Now it has returned.
The interest in math. She is barrelling ahead in her Singapore book again, easily internalizing things that I expected a child so young would really struggle with. The efficiency of her learning still surprises me. She’s excited to be mastering new concepts and algorithms, to be filling in pages, starting new sections, seeing her progress through the program. But that’s not what this post is about. This post is really about three or four months of Fiona not doing math.
Blogs and on-line communities present a very distorted view of homeschooling. You frequently see only the “best of”. You don’t see the long stretches of nothing. For three or four months Fiona’s interest in math has been negligible. For more than a hundred days over the past few months I could have posted “another day of no math.” But I didn’t. Why not? Because I wasn’t worried so I didn’t feel the need to speculate about what was going on. Because it’s hard to take cute photos of a kid “not doing math.” Because I was just not struck by the urge to write about how she had barely touched a pencil since Hallowe’en.

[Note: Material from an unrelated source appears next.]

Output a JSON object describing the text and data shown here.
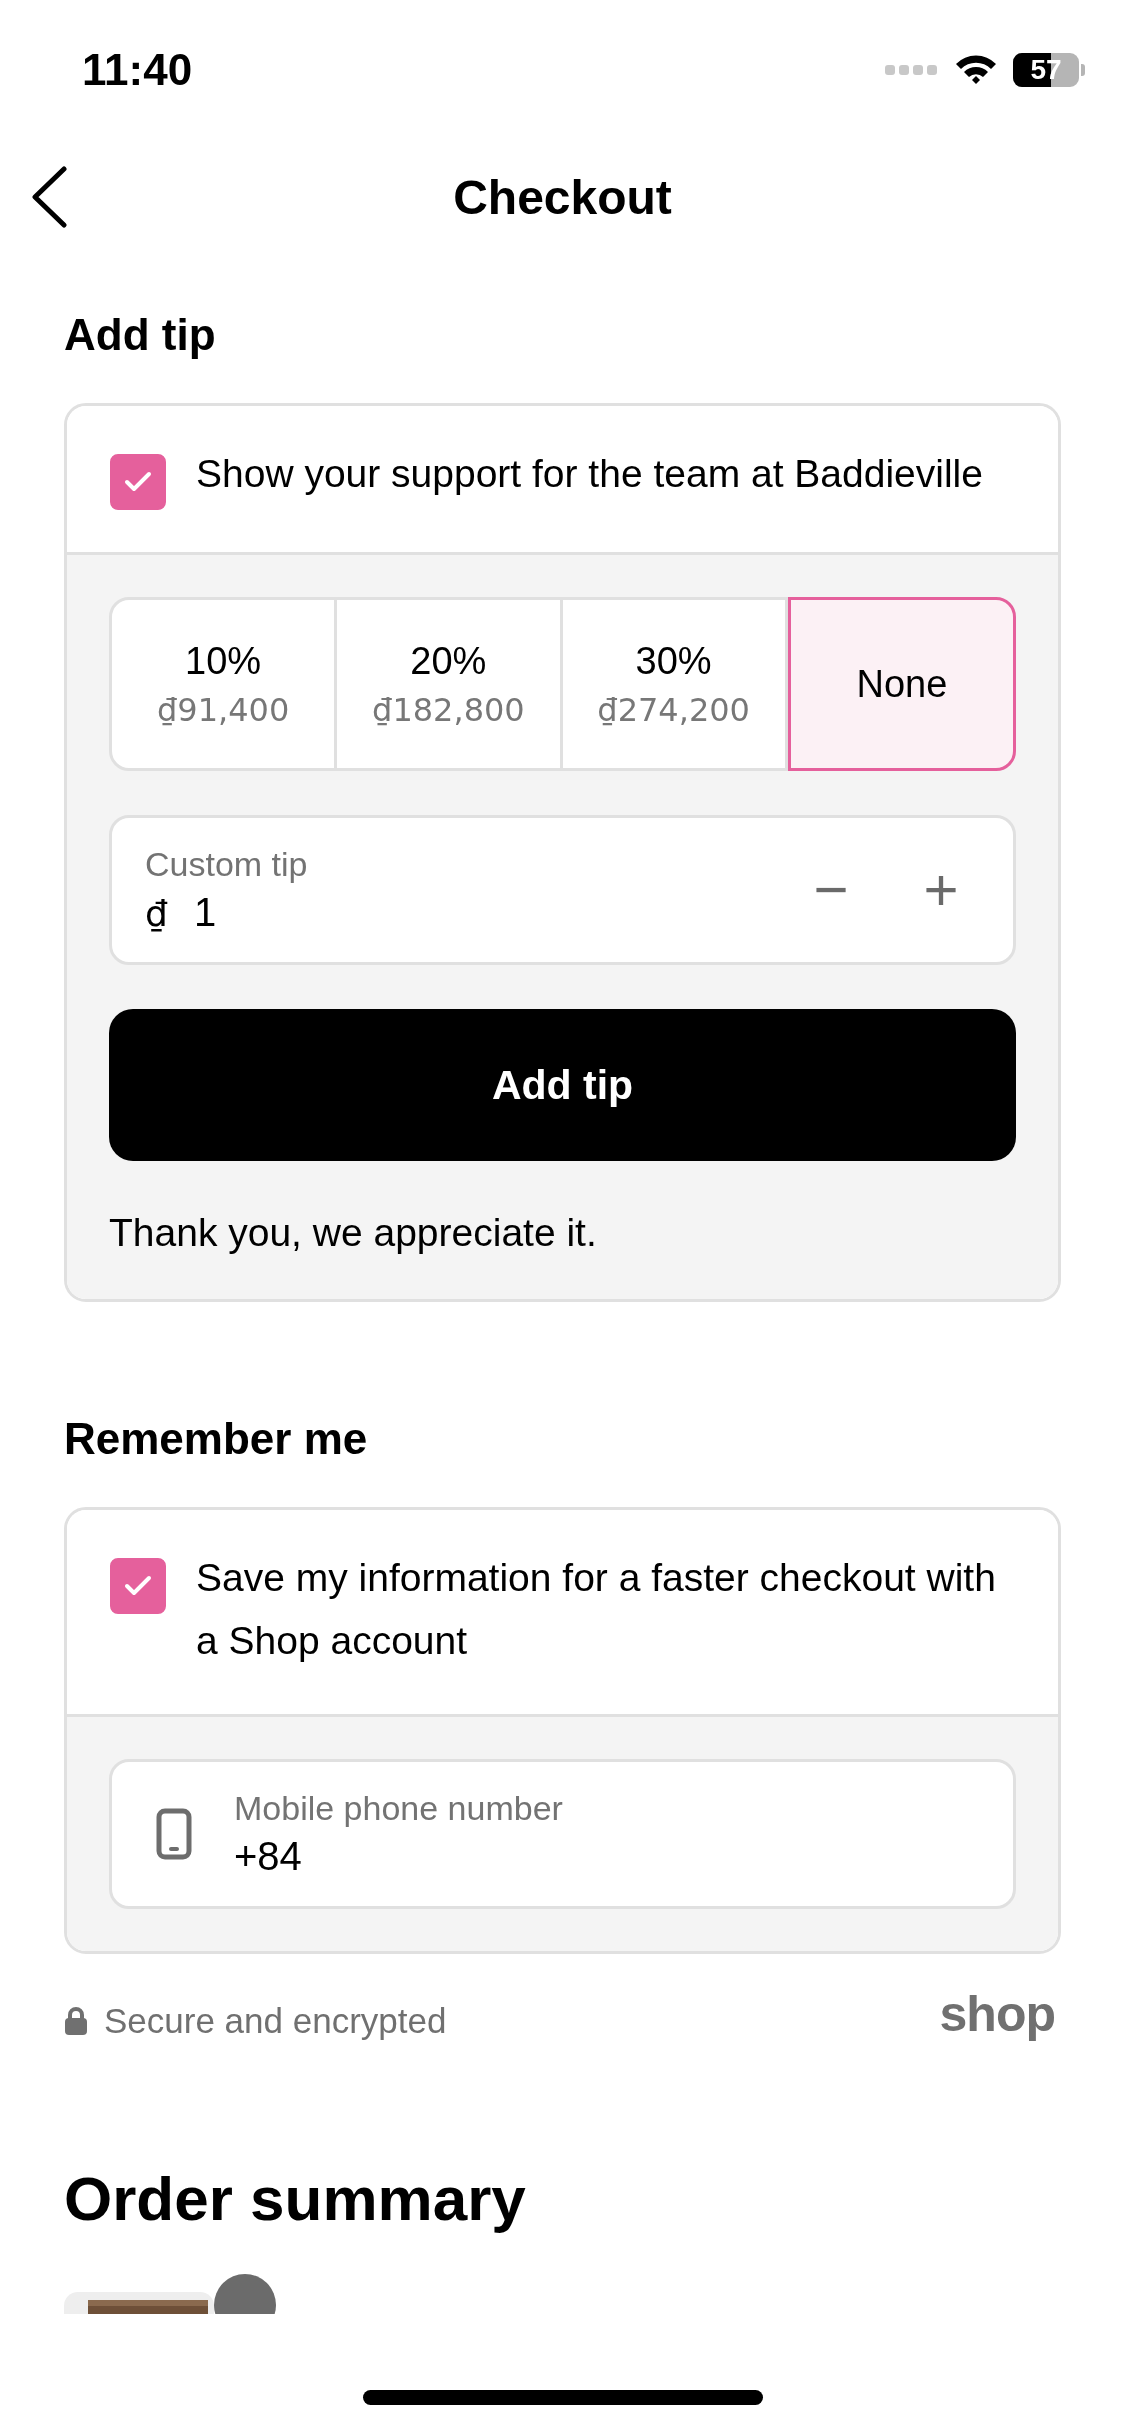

But today, recognizing again how easy it is to inadvertently present a distorted image of homeschooling on-line, I am posting this cute picture but instead choosing to inform everyone of the many many recent days when Fiona did not do any math at all. The scene above is a change from what has been our recent “normal.”

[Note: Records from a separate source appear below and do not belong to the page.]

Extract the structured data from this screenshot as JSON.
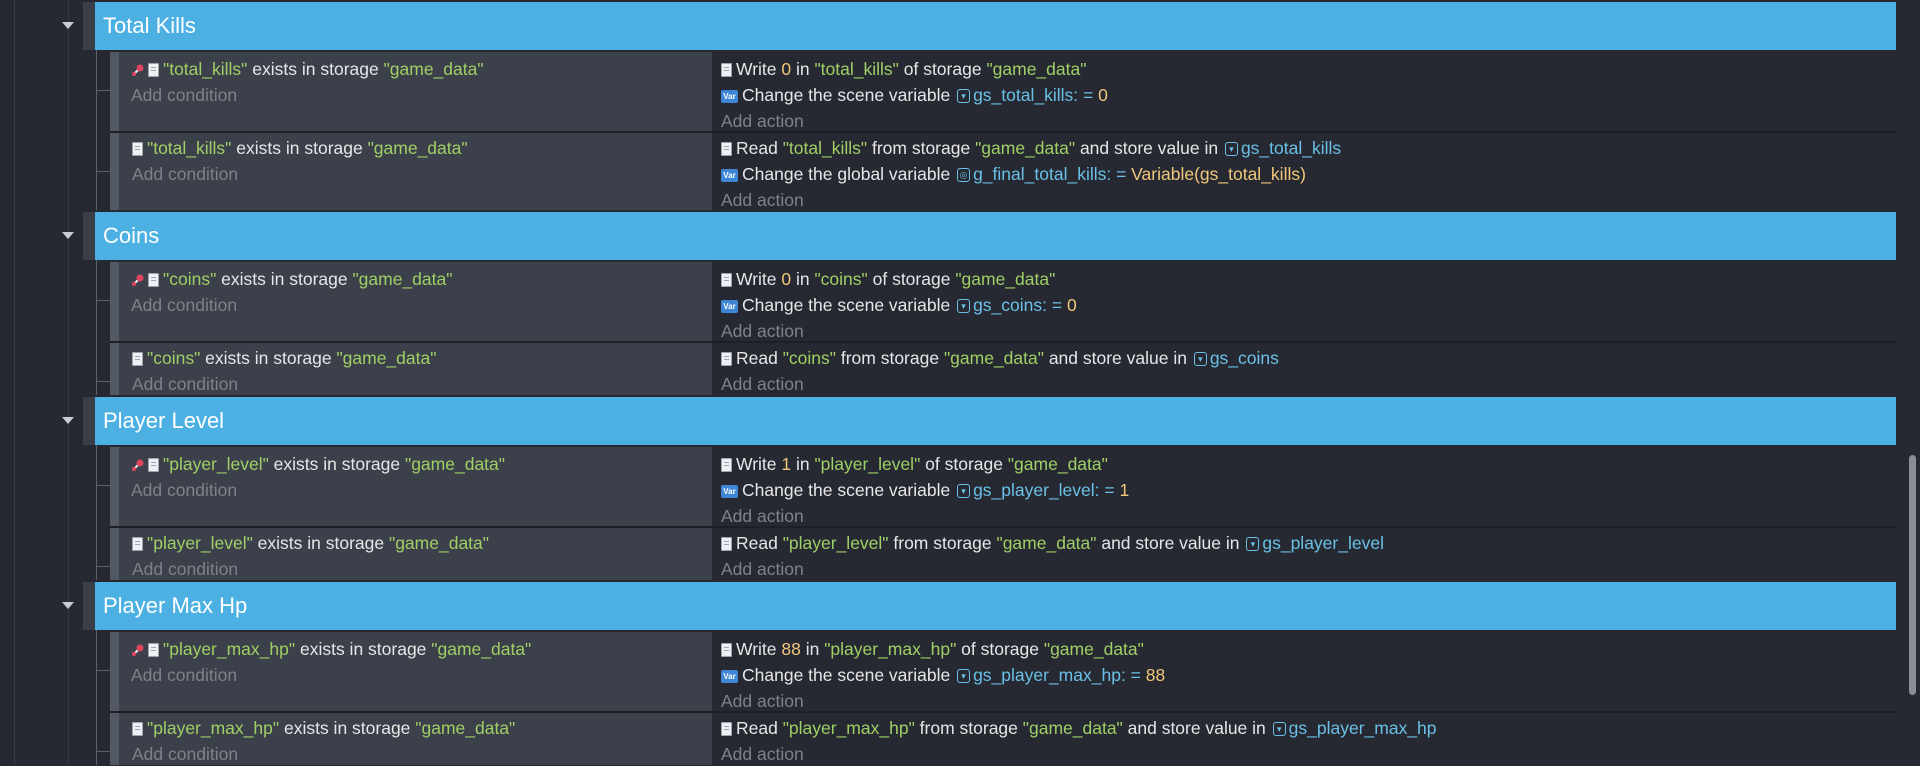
{
  "groups": [
    {
      "title": "Total Kills",
      "events": [
        {
          "conditions": [
            {
              "key": "\"total_kills\"",
              "mid": " exists in storage ",
              "storage": "\"game_data\""
            }
          ],
          "add_condition": "Add condition",
          "actions": [
            {
              "type": "write",
              "w_label": "Write ",
              "value": "0",
              "in": " in ",
              "key": "\"total_kills\"",
              "of": " of storage ",
              "storage": "\"game_data\""
            },
            {
              "type": "change",
              "label": "Change the scene variable ",
              "var": "gs_total_kills",
              "op": ": = ",
              "value": "0"
            }
          ],
          "add_action": "Add action"
        },
        {
          "conditions": [
            {
              "key": "\"total_kills\"",
              "mid": " exists in storage ",
              "storage": "\"game_data\""
            }
          ],
          "add_condition": "Add condition",
          "actions": [
            {
              "type": "read",
              "label": "Read ",
              "key": "\"total_kills\"",
              "from": " from storage ",
              "storage": "\"game_data\"",
              "store": " and store value in ",
              "var": "gs_total_kills"
            },
            {
              "type": "change-global",
              "label": "Change the global variable ",
              "var": "g_final_total_kills",
              "op": ": = ",
              "value": "Variable(gs_total_kills)"
            }
          ],
          "add_action": "Add action"
        }
      ]
    },
    {
      "title": "Coins",
      "events": [
        {
          "conditions": [
            {
              "key": "\"coins\"",
              "mid": " exists in storage ",
              "storage": "\"game_data\""
            }
          ],
          "add_condition": "Add condition",
          "actions": [
            {
              "type": "write",
              "w_label": "Write ",
              "value": "0",
              "in": " in ",
              "key": "\"coins\"",
              "of": " of storage ",
              "storage": "\"game_data\""
            },
            {
              "type": "change",
              "label": "Change the scene variable ",
              "var": "gs_coins",
              "op": ": = ",
              "value": "0"
            }
          ],
          "add_action": "Add action"
        },
        {
          "conditions": [
            {
              "key": "\"coins\"",
              "mid": " exists in storage ",
              "storage": "\"game_data\""
            }
          ],
          "add_condition": "Add condition",
          "actions": [
            {
              "type": "read",
              "label": "Read ",
              "key": "\"coins\"",
              "from": " from storage ",
              "storage": "\"game_data\"",
              "store": " and store value in ",
              "var": "gs_coins"
            }
          ],
          "add_action": "Add action"
        }
      ]
    },
    {
      "title": "Player Level",
      "events": [
        {
          "conditions": [
            {
              "key": "\"player_level\"",
              "mid": " exists in storage ",
              "storage": "\"game_data\""
            }
          ],
          "add_condition": "Add condition",
          "actions": [
            {
              "type": "write",
              "w_label": "Write ",
              "value": "1",
              "in": " in ",
              "key": "\"player_level\"",
              "of": " of storage ",
              "storage": "\"game_data\""
            },
            {
              "type": "change",
              "label": "Change the scene variable ",
              "var": "gs_player_level",
              "op": ": = ",
              "value": "1"
            }
          ],
          "add_action": "Add action"
        },
        {
          "conditions": [
            {
              "key": "\"player_level\"",
              "mid": " exists in storage ",
              "storage": "\"game_data\""
            }
          ],
          "add_condition": "Add condition",
          "actions": [
            {
              "type": "read",
              "label": "Read ",
              "key": "\"player_level\"",
              "from": " from storage ",
              "storage": "\"game_data\"",
              "store": " and store value in ",
              "var": "gs_player_level"
            }
          ],
          "add_action": "Add action"
        }
      ]
    },
    {
      "title": "Player Max Hp",
      "events": [
        {
          "conditions": [
            {
              "key": "\"player_max_hp\"",
              "mid": " exists in storage ",
              "storage": "\"game_data\""
            }
          ],
          "add_condition": "Add condition",
          "actions": [
            {
              "type": "write",
              "w_label": "Write ",
              "value": "88",
              "in": " in ",
              "key": "\"player_max_hp\"",
              "of": " of storage ",
              "storage": "\"game_data\""
            },
            {
              "type": "change",
              "label": "Change the scene variable ",
              "var": "gs_player_max_hp",
              "op": ": = ",
              "value": "88"
            }
          ],
          "add_action": "Add action"
        },
        {
          "conditions": [
            {
              "key": "\"player_max_hp\"",
              "mid": " exists in storage ",
              "storage": "\"game_data\""
            }
          ],
          "add_condition": "Add condition",
          "actions": [
            {
              "type": "read",
              "label": "Read ",
              "key": "\"player_max_hp\"",
              "from": " from storage ",
              "storage": "\"game_data\"",
              "store": " and store value in ",
              "var": "gs_player_max_hp"
            }
          ],
          "add_action": "Add action"
        }
      ]
    }
  ]
}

Why do kids go through phases like this, when they suddenly lose interest? I think there are two main reasons. The first is that they recognize that they’re not as ready as they’d like to be for what’s next in their learning. The second is that they’ve got something else they’re busy learning that is taking precedence. I can see that Fiona has struggled a little with the multi-step word problems Singapore introduces at this level; the bar-diagram method of pre-algebraic problem-solving for these sorts of problems just doesn’t sit well with her yet. And there’s no doubt that piano is where her intellectual drive has been flowing. This time it’s been easy for me to see why math shifted onto the back burner for a while.

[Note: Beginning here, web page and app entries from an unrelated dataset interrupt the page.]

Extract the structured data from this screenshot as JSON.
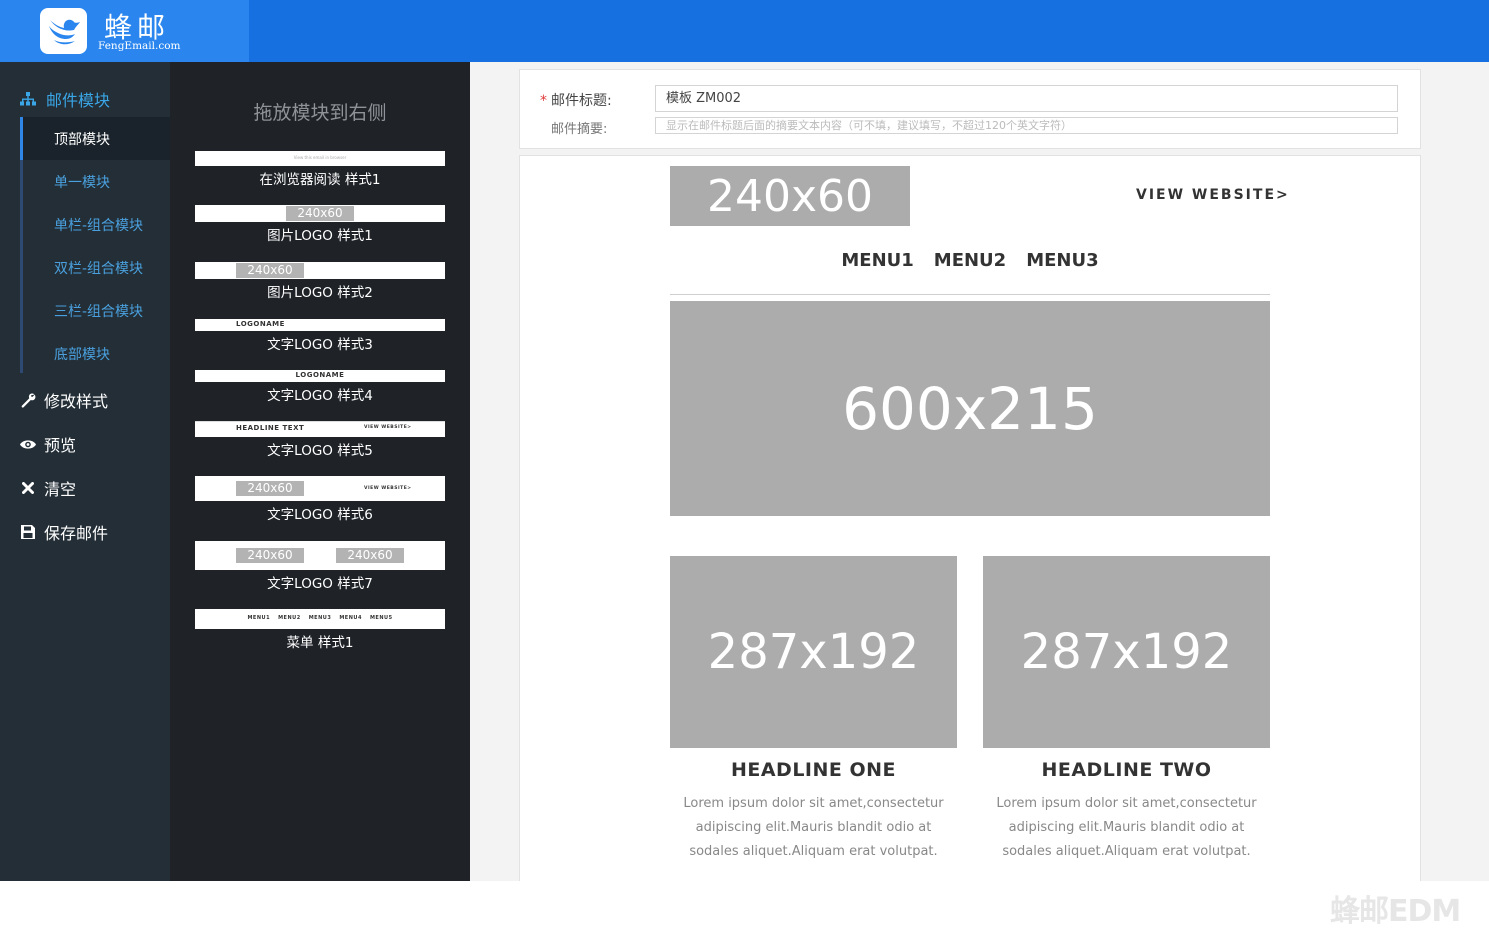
{
  "header": {
    "brand_name": "蜂邮",
    "brand_sub": "FengEmail.com"
  },
  "sidebar": {
    "group_label": "邮件模块",
    "sub_items": [
      {
        "label": "顶部模块",
        "active": true
      },
      {
        "label": "单一模块"
      },
      {
        "label": "单栏-组合模块"
      },
      {
        "label": "双栏-组合模块"
      },
      {
        "label": "三栏-组合模块"
      },
      {
        "label": "底部模块"
      }
    ],
    "items": [
      {
        "label": "修改样式",
        "icon": "wrench-icon"
      },
      {
        "label": "预览",
        "icon": "eye-icon"
      },
      {
        "label": "清空",
        "icon": "close-icon"
      },
      {
        "label": "保存邮件",
        "icon": "save-icon"
      }
    ]
  },
  "modules": {
    "title": "拖放模块到右侧",
    "items": [
      {
        "label": "在浏览器阅读 样式1",
        "preview_text": "View this email in browser"
      },
      {
        "label": "图片LOGO 样式1",
        "ph": "240x60"
      },
      {
        "label": "图片LOGO 样式2",
        "ph": "240x60"
      },
      {
        "label": "文字LOGO 样式3",
        "preview_text": "LOGONAME"
      },
      {
        "label": "文字LOGO 样式4",
        "preview_text": "LOGONAME"
      },
      {
        "label": "文字LOGO 样式5",
        "preview_text": "HEADLINE TEXT",
        "preview_text2": "VIEW WEBSITE>"
      },
      {
        "label": "文字LOGO 样式6",
        "ph": "240x60",
        "preview_text2": "VIEW WEBSITE>"
      },
      {
        "label": "文字LOGO 样式7",
        "ph": "240x60",
        "ph2": "240x60"
      },
      {
        "label": "菜单 样式1",
        "menus": [
          "MENU1",
          "MENU2",
          "MENU3",
          "MENU4",
          "MENU5"
        ]
      }
    ]
  },
  "form": {
    "title_label": "邮件标题:",
    "title_value": "模板 ZM002",
    "summary_label": "邮件摘要:",
    "summary_placeholder": "显示在邮件标题后面的摘要文本内容（可不填，建议填写，不超过120个英文字符）"
  },
  "email": {
    "logo_ph": "240x60",
    "view_website": "VIEW WEBSITE>",
    "menus": [
      "MENU1",
      "MENU2",
      "MENU3"
    ],
    "banner_ph": "600x215",
    "col1": {
      "ph": "287x192",
      "headline": "HEADLINE ONE",
      "text": "Lorem ipsum dolor sit amet,consectetur adipiscing elit.Mauris blandit odio at sodales aliquet.Aliquam erat volutpat."
    },
    "col2": {
      "ph": "287x192",
      "headline": "HEADLINE TWO",
      "text": "Lorem ipsum dolor sit amet,consectetur adipiscing elit.Mauris blandit odio at sodales aliquet.Aliquam erat volutpat."
    }
  },
  "watermark": "蜂邮EDM",
  "colors": {
    "header_blue": "#1670e0",
    "brand_blue": "#2a86ee",
    "nav_bg": "#232e36",
    "panel_bg": "#1f2328",
    "link_blue": "#3aa6e6",
    "placeholder_gray": "#acacac"
  }
}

However it’s not always clear to me what the reasons are. Not at the time. Sometimes I only see it in retrospect, because during the loss of interest phase the stuff that’s instead come to the front burner hasn’t necessarily revealed itself yet. But I now, after years of watching children learn, know it’s cooking. I’ve seen it enough times — several months of aimlessness and loss of apparent interest followed by a sudden bursting forth of new abilities, motivation and productivity. I don’t doubt it any more.